The name "conservatism" conveys its political aim quite clearly: It aims to conserve. But what happens when conservatives come to despise pretty much everything about the world around them?
That question comes to mind in reading a statement by the editors of American Greatness on the occasion of the website's fifth anniversary. A scrappier, lower-brow spin-off from the now-fully-Trumpfied Claremont Institute, AG publishes essays that ape the five-alarm-fire rhetoric that Michael Anton deployed so potently in his September 2016 essay "The Flight 93 Election." So it isn't especially surprising that their anniversary statement includes this line: "to the extent that the American political and cultural scene requires not conservation but disruption, we're not conservative at all. We started this publication not to vindicate the status quo, but to obliterate it and build something better." (Italics in original.)
The honesty is refreshing. But it's unfortunate that the authors of these sentences show so little awareness of what can happen when conservatives become revolutionaries. Germany's Weimar Republic was filled with groups making quite similar arguments and claims about the irredeemable decadence of the present order of things. Most of them considered Adolf Hitler a repulsive philistine leading a movement of thugs. Yet many nonetheless ended up supporting the National Socialists when the time came because they convinced themselves that the radicalism of the Nazis made them the most useful blunt instrument with which to smash a corrupt status quo.

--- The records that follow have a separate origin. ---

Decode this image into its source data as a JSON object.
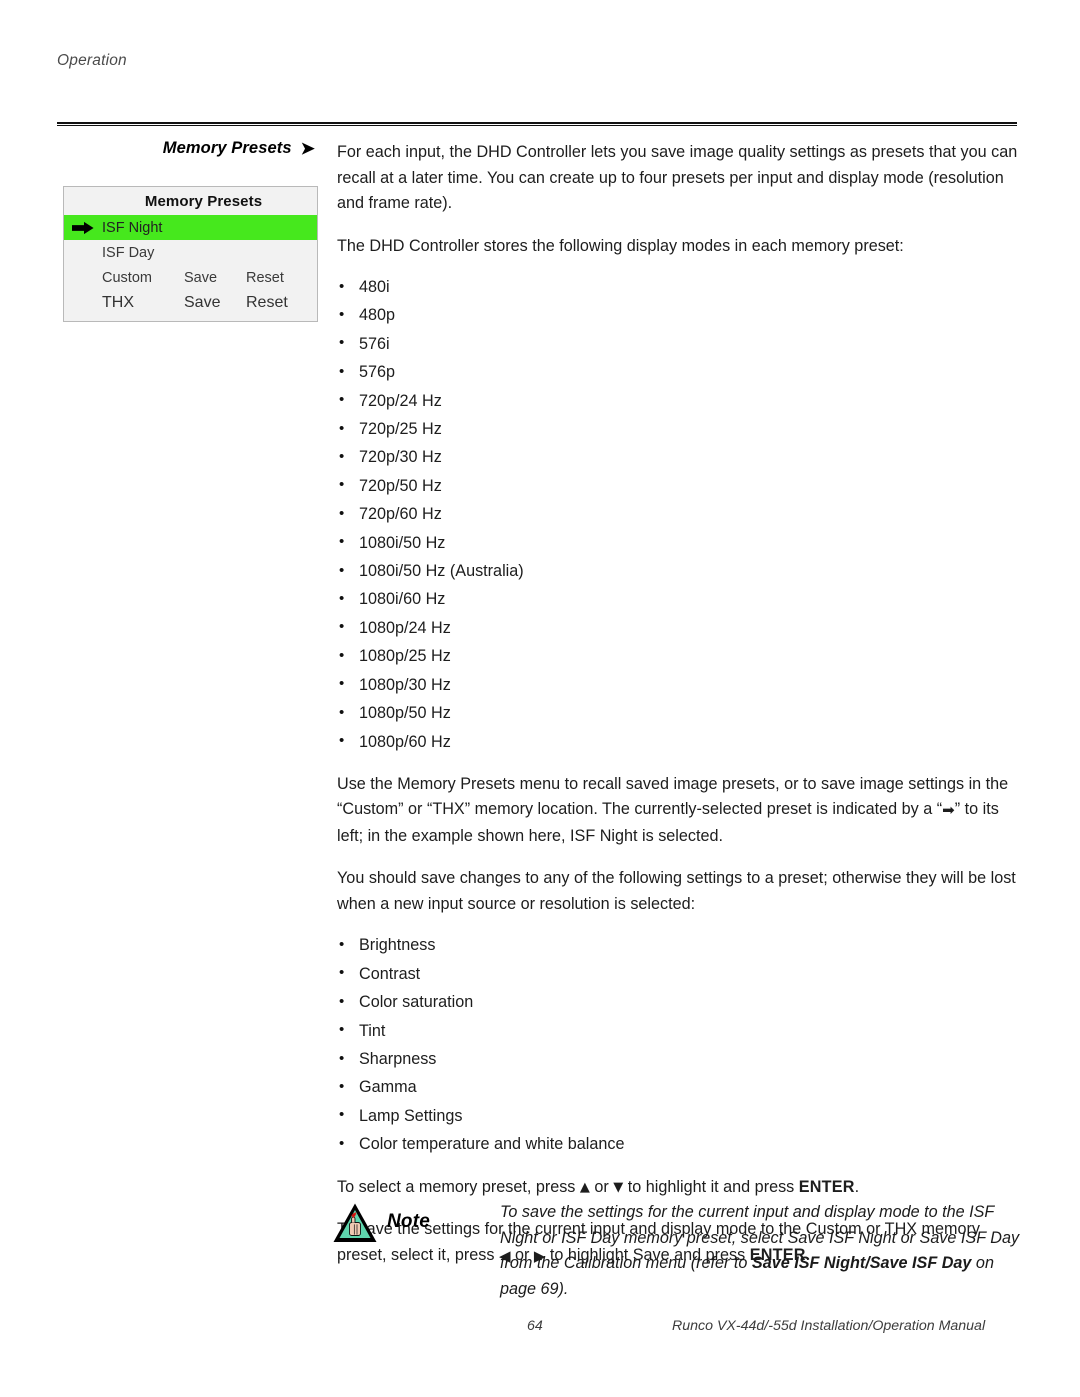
{
  "header": {
    "running_head": "Operation"
  },
  "margin": {
    "heading": "Memory Presets",
    "heading_arrow": "➤"
  },
  "osd_menu": {
    "title": "Memory Presets",
    "selected_index": 0,
    "highlight_color": "#46E81D",
    "background_color": "#F2F2F2",
    "rows": [
      {
        "label": "ISF Night",
        "save": "",
        "reset": "",
        "selected": true
      },
      {
        "label": "ISF Day",
        "save": "",
        "reset": "",
        "selected": false
      },
      {
        "label": "Custom",
        "save": "Save",
        "reset": "Reset",
        "selected": false
      },
      {
        "label": "THX",
        "save": "Save",
        "reset": "Reset",
        "selected": false
      }
    ]
  },
  "body": {
    "intro_paragraph": "For each input, the DHD Controller lets you save image quality settings as presets that you can recall at a later time. You can create up to four presets per input and display mode (resolution and frame rate).",
    "modes_lead": "The DHD Controller stores the following display modes in each memory preset:",
    "display_modes": [
      "480i",
      "480p",
      "576i",
      "576p",
      "720p/24 Hz",
      "720p/25 Hz",
      "720p/30 Hz",
      "720p/50 Hz",
      "720p/60 Hz",
      "1080i/50 Hz",
      "1080i/50 Hz (Australia)",
      "1080i/60 Hz",
      "1080p/24 Hz",
      "1080p/25 Hz",
      "1080p/30 Hz",
      "1080p/50 Hz",
      "1080p/60 Hz"
    ],
    "usage_paragraph_part1": "Use the Memory Presets menu to recall saved image presets, or to save image settings in the “Custom” or “THX” memory location. The currently-selected preset is indicated by a “",
    "usage_paragraph_arrow": "➡",
    "usage_paragraph_part2": "” to its left; in the example shown here, ISF Night is selected.",
    "settings_lead": "You should save changes to any of the following settings to a preset; otherwise they will be lost when a new input source or resolution is selected:",
    "settings_list": [
      "Brightness",
      "Contrast",
      "Color saturation",
      "Tint",
      "Sharpness",
      "Gamma",
      "Lamp Settings",
      "Color temperature and white balance"
    ],
    "select_preset_part1": "To select a memory preset, press ",
    "select_preset_up": "▲",
    "select_preset_mid": " or ",
    "select_preset_down": "▼",
    "select_preset_part2": " to highlight it and press ",
    "select_preset_enter": "ENTER",
    "select_preset_end": ".",
    "save_preset_part1": "To save the settings for the current input and display mode to the Custom or THX memory preset, select it, press ",
    "save_preset_left": "◀",
    "save_preset_mid": " or ",
    "save_preset_right": "▶",
    "save_preset_part2": " to highlight Save and press ",
    "save_preset_enter": "ENTER",
    "save_preset_end": "."
  },
  "note": {
    "label": "Note",
    "icon": "note-triangle-hand-reminder-icon",
    "text_part1": "To save the settings for the current input and display mode to the ISF Night or ISF Day memory preset, select Save ISF Night or Save ISF Day from the Calibration menu (refer to ",
    "text_bold": "Save ISF Night/Save ISF Day",
    "text_part2": " on page 69)."
  },
  "footer": {
    "page_number": "64",
    "manual_title": "Runco VX-44d/-55d Installation/Operation Manual"
  }
}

If some progressives make the mistake of assuming there are "no enemies to the left," ostensible conservatives can fall prey to their own delusions, recklessly rallying behind and empowering cretins who promise to tear down the crumbling edifice of a worthless present so that beautiful castles of the imagination can be constructed in its place. But "no enemies to the right" is at least as irresponsible as its ideological opposite. One wishes the circle of writers and editors at American Greatness were self-aware and wise enough to recognize it.